## [What you will do]
Your answer must repeat all of the entries word for word, without any images.

Data about app and page elements
****

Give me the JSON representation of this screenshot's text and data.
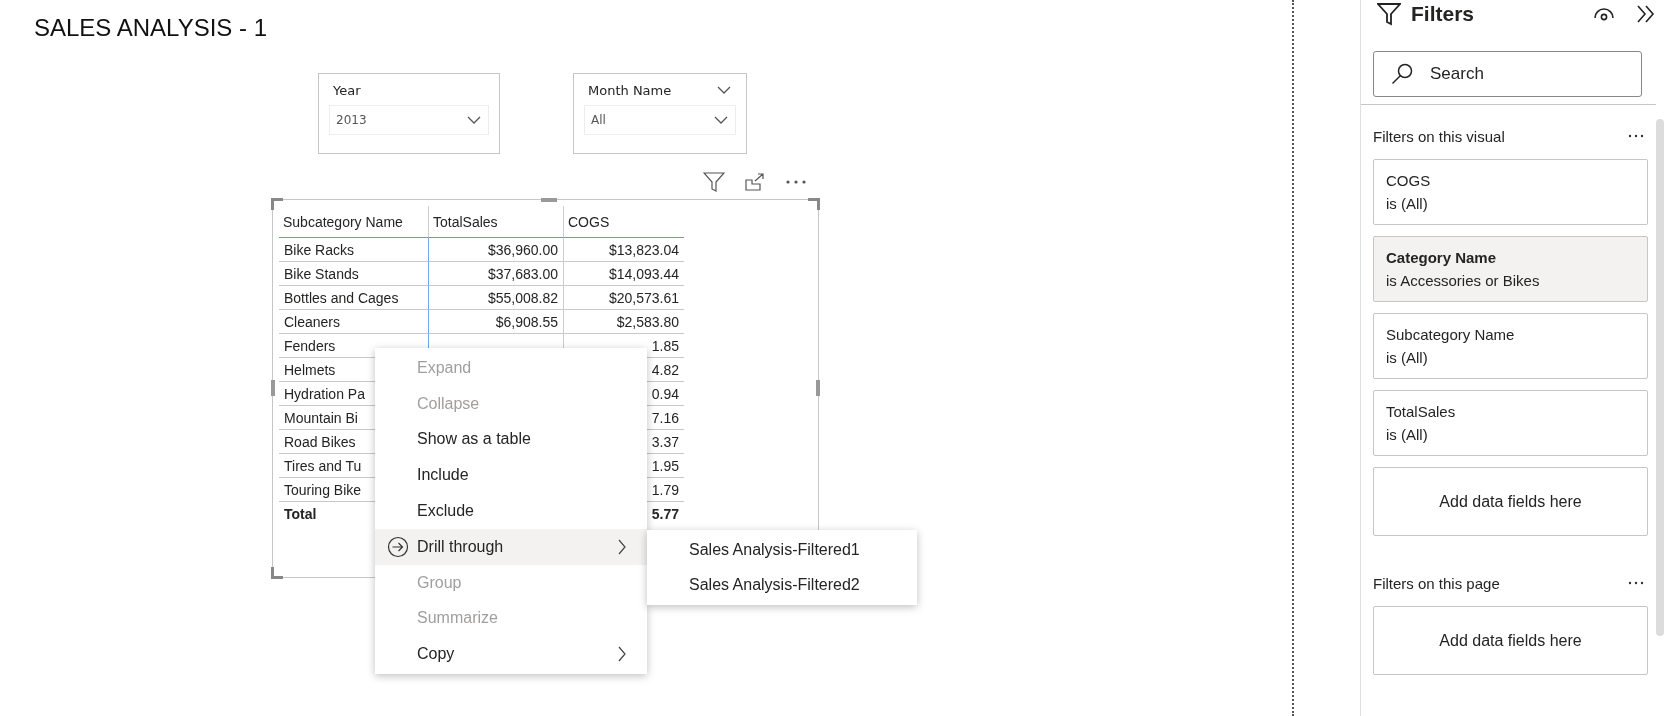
{
  "page_title": "SALES ANALYSIS - 1",
  "slicers": [
    {
      "label": "Year",
      "value": "2013",
      "header_caret": false
    },
    {
      "label": "Month Name",
      "value": "All",
      "header_caret": true
    }
  ],
  "table": {
    "columns": [
      "Subcategory Name",
      "TotalSales",
      "COGS"
    ],
    "rows": [
      {
        "kind": "data",
        "cells": [
          "Bike Racks",
          "$36,960.00",
          "$13,823.04"
        ]
      },
      {
        "kind": "data",
        "cells": [
          "Bike Stands",
          "$37,683.00",
          "$14,093.44"
        ]
      },
      {
        "kind": "data",
        "cells": [
          "Bottles and Cages",
          "$55,008.82",
          "$20,573.61"
        ]
      },
      {
        "kind": "data",
        "cells": [
          "Cleaners",
          "$6,908.55",
          "$2,583.80"
        ]
      },
      {
        "kind": "data",
        "cells": [
          "Fenders",
          null,
          "1.85"
        ]
      },
      {
        "kind": "data",
        "cells": [
          "Helmets",
          null,
          "4.82"
        ]
      },
      {
        "kind": "data",
        "cells": [
          "Hydration Pa",
          null,
          "0.94"
        ]
      },
      {
        "kind": "data",
        "cells": [
          "Mountain Bi",
          null,
          "7.16"
        ]
      },
      {
        "kind": "data",
        "cells": [
          "Road Bikes",
          null,
          "3.37"
        ]
      },
      {
        "kind": "data",
        "cells": [
          "Tires and Tu",
          null,
          "1.95"
        ]
      },
      {
        "kind": "data",
        "cells": [
          "Touring Bike",
          null,
          "1.79"
        ]
      },
      {
        "kind": "total",
        "cells": [
          "Total",
          null,
          "5.77"
        ]
      }
    ]
  },
  "context_menu": {
    "items": [
      {
        "label": "Expand",
        "disabled": true,
        "selected": false,
        "submenu": false,
        "icon": false
      },
      {
        "label": "Collapse",
        "disabled": true,
        "selected": false,
        "submenu": false,
        "icon": false
      },
      {
        "label": "Show as a table",
        "disabled": false,
        "selected": false,
        "submenu": false,
        "icon": false
      },
      {
        "label": "Include",
        "disabled": false,
        "selected": false,
        "submenu": false,
        "icon": false
      },
      {
        "label": "Exclude",
        "disabled": false,
        "selected": false,
        "submenu": false,
        "icon": false
      },
      {
        "label": "Drill through",
        "disabled": false,
        "selected": true,
        "submenu": true,
        "icon": true
      },
      {
        "label": "Group",
        "disabled": true,
        "selected": false,
        "submenu": false,
        "icon": false
      },
      {
        "label": "Summarize",
        "disabled": true,
        "selected": false,
        "submenu": false,
        "icon": false
      },
      {
        "label": "Copy",
        "disabled": false,
        "selected": false,
        "submenu": true,
        "icon": false
      }
    ],
    "submenu": [
      "Sales Analysis-Filtered1",
      "Sales Analysis-Filtered2"
    ]
  },
  "filters_pane": {
    "title": "Filters",
    "search": {
      "placeholder": "Search"
    },
    "sections": [
      {
        "title": "Filters on this visual",
        "cards": [
          {
            "kind": "filter",
            "field": "COGS",
            "condition": "is (All)",
            "selected": false
          },
          {
            "kind": "filter",
            "field": "Category Name",
            "condition": "is Accessories or Bikes",
            "selected": true
          },
          {
            "kind": "filter",
            "field": "Subcategory Name",
            "condition": "is (All)",
            "selected": false
          },
          {
            "kind": "filter",
            "field": "TotalSales",
            "condition": "is (All)",
            "selected": false
          },
          {
            "kind": "drop",
            "text": "Add data fields here"
          }
        ]
      },
      {
        "title": "Filters on this page",
        "cards": [
          {
            "kind": "drop",
            "text": "Add data fields here"
          }
        ]
      }
    ]
  }
}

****

## [Exercise solution]
Give me the JSON representation of this screenshot's text and data.
{
  "page_title": "SALES ANALYSIS - 1",
  "slicers": [
    {
      "label": "Year",
      "value": "2013",
      "header_caret": false
    },
    {
      "label": "Month Name",
      "value": "All",
      "header_caret": true
    }
  ],
  "table": {
    "columns": [
      "Subcategory Name",
      "TotalSales",
      "COGS"
    ],
    "rows": [
      {
        "kind": "data",
        "cells": [
          "Bike Racks",
          "$36,960.00",
          "$13,823.04"
        ]
      },
      {
        "kind": "data",
        "cells": [
          "Bike Stands",
          "$37,683.00",
          "$14,093.44"
        ]
      },
      {
        "kind": "data",
        "cells": [
          "Bottles and Cages",
          "$55,008.82",
          "$20,573.61"
        ]
      },
      {
        "kind": "data",
        "cells": [
          "Cleaners",
          "$6,908.55",
          "$2,583.80"
        ]
      },
      {
        "kind": "data",
        "cells": [
          "Fenders",
          null,
          "1.85"
        ]
      },
      {
        "kind": "data",
        "cells": [
          "Helmets",
          null,
          "4.82"
        ]
      },
      {
        "kind": "data",
        "cells": [
          "Hydration Pa",
          null,
          "0.94"
        ]
      },
      {
        "kind": "data",
        "cells": [
          "Mountain Bi",
          null,
          "7.16"
        ]
      },
      {
        "kind": "data",
        "cells": [
          "Road Bikes",
          null,
          "3.37"
        ]
      },
      {
        "kind": "data",
        "cells": [
          "Tires and Tu",
          null,
          "1.95"
        ]
      },
      {
        "kind": "data",
        "cells": [
          "Touring Bike",
          null,
          "1.79"
        ]
      },
      {
        "kind": "total",
        "cells": [
          "Total",
          null,
          "5.77"
        ]
      }
    ]
  },
  "context_menu": {
    "items": [
      {
        "label": "Expand",
        "disabled": true,
        "selected": false,
        "submenu": false,
        "icon": false
      },
      {
        "label": "Collapse",
        "disabled": true,
        "selected": false,
        "submenu": false,
        "icon": false
      },
      {
        "label": "Show as a table",
        "disabled": false,
        "selected": false,
        "submenu": false,
        "icon": false
      },
      {
        "label": "Include",
        "disabled": false,
        "selected": false,
        "submenu": false,
        "icon": false
      },
      {
        "label": "Exclude",
        "disabled": false,
        "selected": false,
        "submenu": false,
        "icon": false
      },
      {
        "label": "Drill through",
        "disabled": false,
        "selected": true,
        "submenu": true,
        "icon": true
      },
      {
        "label": "Group",
        "disabled": true,
        "selected": false,
        "submenu": false,
        "icon": false
      },
      {
        "label": "Summarize",
        "disabled": true,
        "selected": false,
        "submenu": false,
        "icon": false
      },
      {
        "label": "Copy",
        "disabled": false,
        "selected": false,
        "submenu": true,
        "icon": false
      }
    ],
    "submenu": [
      "Sales Analysis-Filtered1",
      "Sales Analysis-Filtered2"
    ]
  },
  "filters_pane": {
    "title": "Filters",
    "search": {
      "placeholder": "Search"
    },
    "sections": [
      {
        "title": "Filters on this visual",
        "cards": [
          {
            "kind": "filter",
            "field": "COGS",
            "condition": "is (All)",
            "selected": false
          },
          {
            "kind": "filter",
            "field": "Category Name",
            "condition": "is Accessories or Bikes",
            "selected": true
          },
          {
            "kind": "filter",
            "field": "Subcategory Name",
            "condition": "is (All)",
            "selected": false
          },
          {
            "kind": "filter",
            "field": "TotalSales",
            "condition": "is (All)",
            "selected": false
          },
          {
            "kind": "drop",
            "text": "Add data fields here"
          }
        ]
      },
      {
        "title": "Filters on this page",
        "cards": [
          {
            "kind": "drop",
            "text": "Add data fields here"
          }
        ]
      }
    ]
  }
}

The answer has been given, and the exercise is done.